Michigan’s summer resort towns like Traverse City, Mackinac and Petoskey live and die by the summer tourist season. Things slow way down in the winter. The streets are a lot quieter, the traffic is gone and many businesses close up shop. But for artists who live in the resort town of Harbor Spring year round, the boom and bust cycle of the seasons is a blessing in disguise.
80 percent of the year’s income flows in during the summer season.
Margaret Tvedten is an artist who’s owned her own art gallery in Harbor Springs for 20 years.
She says 80 percent of her income comes in during the summer season, to last her the whole year. While that season starts in May and goes through September, the real rush comes in during the six weeks after the fourth of July.
“If you haven’t made enough money within that six week time, it’s not good,” Tvedten says.
That makes things pretty stressful for artists.
But Harbor Springs attracts the kind of clientele that can allow artists to survive in Northern Michigan year round. Tvedten says the people who come to her gallery are visiting their second or third homes in the area.
That means a lot of Tvedten’s clients have the money to buy art. They are also on vacation so they have time to walk through galleries without being rushed, or listen to a band play after dinner for longer than they would have if they were back home.
Winter is time to create
When those tourists leave, business is slow. But for artists, there’s a silver lining in these winter months.
“It’s completely time to get in your little art cave and make art and not have any interruption,” Tvedten says.
Tvedten says she’s really productive as an artist when the area transforms into a ghost town. That’s when she and other artists stock up on their inventory for when the summer tourists come back. That’s a perk other businesses in the area don’t have.
Diversifying art and skills to make ends meet
Kirby Snively is an artist who lives just north of Harbor Springs. In the summer months, half of his income comes from playing music in the area. In the winter, he uses the extra time and quiet to practice music and make artistic rustic furniture out of birch bark, old nautical charts and other pieces of nature he finds in his yard or around the area.
But when things get tough, Snively sometimes needs work outside the art world to make ends meet.
"I’ve done lots of jobs: Painting, wallpaper hanging, cement work. I built my own home, did my own plumbing and electrical. I know how to do a lot of things that way," Snively says.

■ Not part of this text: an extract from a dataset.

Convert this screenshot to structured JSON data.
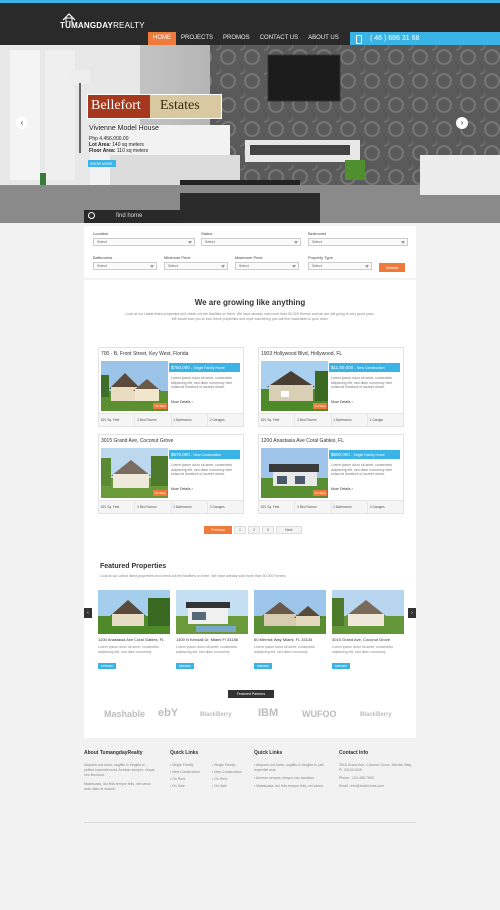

But for a hardy northerner like Snively, the ebb and flow of being an artist is all worth it.
“I’m a country guy,” Snively says. “I grew up here. I just love being in the woods. It’s where I feel I belong.”
Here are two original tunes from Snively: